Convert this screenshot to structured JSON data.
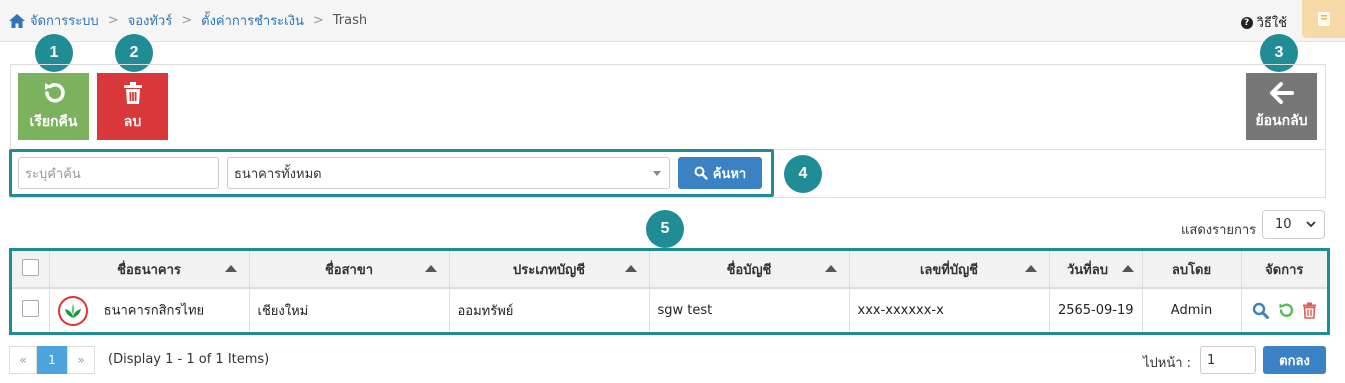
{
  "breadcrumb": {
    "items": [
      "จัดการระบบ",
      "จองทัวร์",
      "ตั้งค่าการชำระเงิน"
    ],
    "current": "Trash",
    "separator": ">"
  },
  "help": {
    "label": "วิธีใช้",
    "icon": "question-circle-icon"
  },
  "callouts": [
    "1",
    "2",
    "3",
    "4",
    "5"
  ],
  "toolbar": {
    "restore_label": "เรียกคืน",
    "delete_label": "ลบ",
    "back_label": "ย้อนกลับ"
  },
  "search": {
    "keyword_placeholder": "ระบุคำค้น",
    "bank_selected": "ธนาคารทั้งหมด",
    "button_label": "ค้นหา"
  },
  "page_size": {
    "label": "แสดงรายการ",
    "value": "10"
  },
  "table": {
    "columns": [
      "ชื่อธนาคาร",
      "ชื่อสาขา",
      "ประเภทบัญชี",
      "ชื่อบัญชี",
      "เลขที่บัญชี",
      "วันที่ลบ",
      "ลบโดย",
      "จัดการ"
    ],
    "rows": [
      {
        "bank": "ธนาคารกสิกรไทย",
        "branch": "เชียงใหม่",
        "account_type": "ออมทรัพย์",
        "account_name": "sgw test",
        "account_no": "xxx-xxxxxx-x",
        "deleted_date": "2565-09-19",
        "deleted_by": "Admin"
      }
    ]
  },
  "pagination": {
    "prev": "«",
    "current": "1",
    "next": "»",
    "info": "(Display 1 - 1 of 1 Items)",
    "goto_label": "ไปหน้า :",
    "goto_value": "1",
    "goto_button": "ตกลง"
  },
  "colors": {
    "accent": "#1f8c96",
    "restore": "#7cb25e",
    "delete": "#d9383a",
    "back": "#777777",
    "primary": "#3a82c4"
  }
}
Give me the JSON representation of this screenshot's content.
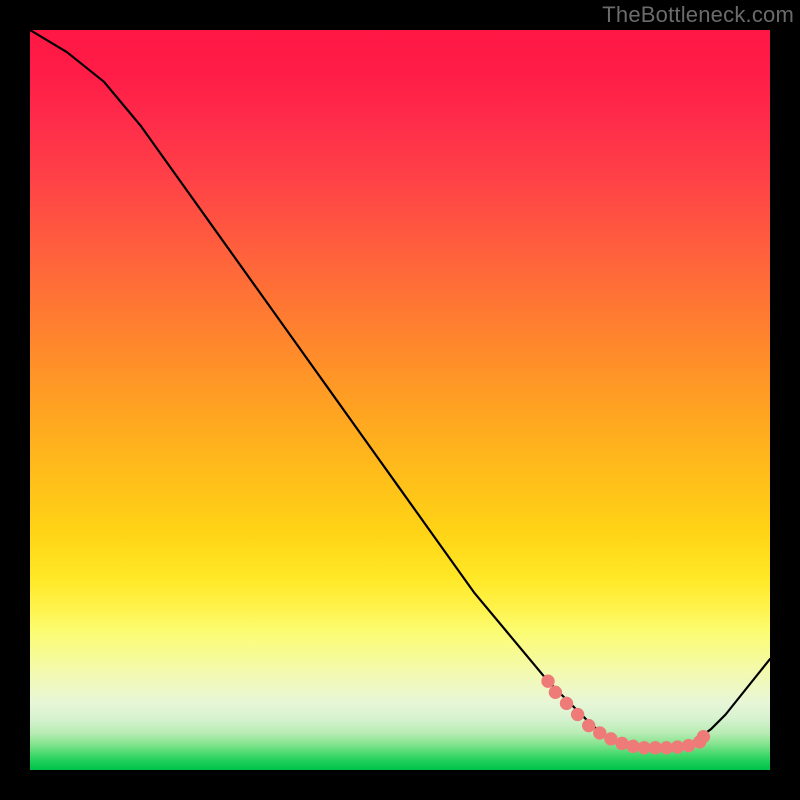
{
  "watermark": "TheBottleneck.com",
  "chart_data": {
    "type": "line",
    "title": "",
    "xlabel": "",
    "ylabel": "",
    "xlim": [
      0,
      100
    ],
    "ylim": [
      0,
      100
    ],
    "series": [
      {
        "name": "curve",
        "x": [
          0,
          5,
          10,
          15,
          20,
          25,
          30,
          35,
          40,
          45,
          50,
          55,
          60,
          65,
          70,
          72,
          74,
          76,
          78,
          80,
          82,
          84,
          86,
          88,
          90,
          92,
          94,
          96,
          98,
          100
        ],
        "y": [
          100,
          97,
          93,
          87,
          80,
          73,
          66,
          59,
          52,
          45,
          38,
          31,
          24,
          18,
          12,
          10,
          8,
          6,
          4.5,
          3.5,
          3,
          3,
          3,
          3.2,
          4,
          5.5,
          7.5,
          10,
          12.5,
          15
        ]
      },
      {
        "name": "dots",
        "x": [
          70,
          71,
          72.5,
          74,
          75.5,
          77,
          78.5,
          80,
          81.5,
          83,
          84.5,
          86,
          87.5,
          89,
          90.5,
          91
        ],
        "y": [
          12,
          10.5,
          9,
          7.5,
          6,
          5,
          4.2,
          3.6,
          3.2,
          3,
          3,
          3,
          3.1,
          3.3,
          3.8,
          4.5
        ]
      }
    ],
    "background": {
      "type": "vertical-gradient",
      "stops": [
        {
          "pos": 0.0,
          "color": "#ff1744"
        },
        {
          "pos": 0.5,
          "color": "#ffb020"
        },
        {
          "pos": 0.78,
          "color": "#fff24a"
        },
        {
          "pos": 0.92,
          "color": "#d7f2d0"
        },
        {
          "pos": 1.0,
          "color": "#00c14a"
        }
      ]
    }
  }
}
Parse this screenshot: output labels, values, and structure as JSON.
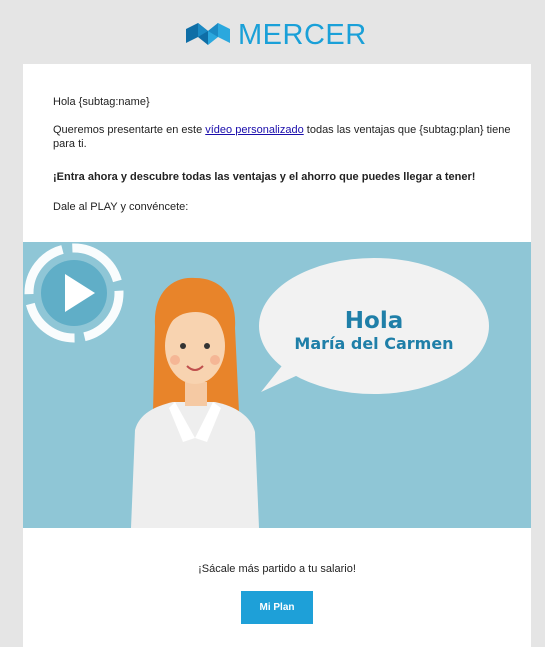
{
  "header": {
    "logo_text": "MERCER",
    "logo_icon": "mercer-logo-icon"
  },
  "email": {
    "greeting": "Hola {subtag:name}",
    "intro_before_link": "Queremos presentarte en este ",
    "intro_link": "vídeo personalizado",
    "intro_after_link": " todas las ventajas que {subtag:plan} tiene para ti.",
    "emphasis": "¡Entra ahora y descubre todas las ventajas y el ahorro que puedes llegar a tener!",
    "prompt": "Dale al PLAY y convéncete:"
  },
  "video": {
    "bubble_line1": "Hola",
    "bubble_line2": "María del Carmen",
    "play_icon": "play-icon",
    "background_color": "#8fc6d6"
  },
  "cta": {
    "tagline": "¡Sácale más partido a tu salario!",
    "button_label": "Mi Plan",
    "button_color": "#1ea0d8"
  },
  "colors": {
    "brand": "#1aa0d8",
    "link": "#1a0dab"
  }
}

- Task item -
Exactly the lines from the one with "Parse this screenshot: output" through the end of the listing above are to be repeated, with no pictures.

- Task solution -
Parse this screenshot: output labels, values, and structure as JSON.
{
  "header": {
    "logo_text": "MERCER",
    "logo_icon": "mercer-logo-icon"
  },
  "email": {
    "greeting": "Hola {subtag:name}",
    "intro_before_link": "Queremos presentarte en este ",
    "intro_link": "vídeo personalizado",
    "intro_after_link": " todas las ventajas que {subtag:plan} tiene para ti.",
    "emphasis": "¡Entra ahora y descubre todas las ventajas y el ahorro que puedes llegar a tener!",
    "prompt": "Dale al PLAY y convéncete:"
  },
  "video": {
    "bubble_line1": "Hola",
    "bubble_line2": "María del Carmen",
    "play_icon": "play-icon",
    "background_color": "#8fc6d6"
  },
  "cta": {
    "tagline": "¡Sácale más partido a tu salario!",
    "button_label": "Mi Plan",
    "button_color": "#1ea0d8"
  },
  "colors": {
    "brand": "#1aa0d8",
    "link": "#1a0dab"
  }
}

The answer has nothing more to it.